The costs of the HS2 line from London to Birmingham could be as much as £66bn, according to the scheme’s executive chair, Jon Thompson.
Thompson told the transport select committee on Wednesday that despite the current estimate being upwards of £56.6bn, the first phase of the high-speed rail project could add “between £8bn to £12bn,” suggesting the current prices are outdated.
Estimates have continued to rise over the past decade, with the forecast being just £19.4bn in 2013, according to reports in the Guardian.

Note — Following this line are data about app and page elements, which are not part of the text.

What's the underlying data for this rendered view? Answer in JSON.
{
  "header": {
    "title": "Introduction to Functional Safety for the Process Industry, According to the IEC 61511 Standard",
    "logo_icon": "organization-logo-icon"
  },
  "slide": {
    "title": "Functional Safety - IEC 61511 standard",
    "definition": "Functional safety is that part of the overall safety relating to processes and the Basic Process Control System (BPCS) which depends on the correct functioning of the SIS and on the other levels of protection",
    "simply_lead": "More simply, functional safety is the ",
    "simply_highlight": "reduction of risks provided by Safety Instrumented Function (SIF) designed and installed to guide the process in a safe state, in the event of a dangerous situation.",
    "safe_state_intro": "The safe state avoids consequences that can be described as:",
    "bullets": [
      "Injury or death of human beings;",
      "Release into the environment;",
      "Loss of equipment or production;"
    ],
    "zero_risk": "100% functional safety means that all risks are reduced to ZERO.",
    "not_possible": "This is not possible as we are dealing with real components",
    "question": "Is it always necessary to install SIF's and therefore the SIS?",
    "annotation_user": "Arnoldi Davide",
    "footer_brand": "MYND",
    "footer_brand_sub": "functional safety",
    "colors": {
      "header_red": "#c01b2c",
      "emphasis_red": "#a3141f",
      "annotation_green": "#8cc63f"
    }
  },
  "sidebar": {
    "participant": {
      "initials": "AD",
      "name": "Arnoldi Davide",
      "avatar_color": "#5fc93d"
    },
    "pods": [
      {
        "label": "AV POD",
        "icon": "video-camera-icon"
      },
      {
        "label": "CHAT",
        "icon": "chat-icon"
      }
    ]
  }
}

However, the outlet reported that the latest change comes because the current £56.6bn forecast represents 2019 prices, neglecting the jump in inflation that followed the pandemic and Russia’s invasion of Ukraine.
Thompson told MPs: “If you brought the estimate for 2019 prices up to 2023-24 prices, you’d be adding somewhere between £8bn and £10bn further. Construction inflation over the last three years has been 27 per cent … steel has risen by 47 per cent, rebar 53 per cent, concrete 48 per cent, and so on.”
Recent cost concerns were cited in October, when Rishi Sunak announced he would be sacking plans for the HS2 line north of Birmingham.
Current government policies only update prices for large infrastructure projects during spending reviews, the outlet said, meaning the costs for HS2 phase one is still tied to September 2019.
Criticising the process, the outlet said Thompson referred to the “burden” as a “significant administrative faff”.
Louise Haigh MP, Labour’s shadow transport secretary, placed the blame on Rishi Sunak’s “weak leadership and mismanagement of HS2.”
“As chief secretary, Chancellor and now PM Rishi Sunak has allowed costs to soar and public money go down the drain.
She said Labour “launched an independent expert review of transport infrastructure to learn lessons from this shambles, and we will work with our mayors and the rail industry to develop a credible infrastructure plan that can be delivered on time and to budget within our fiscal rules.”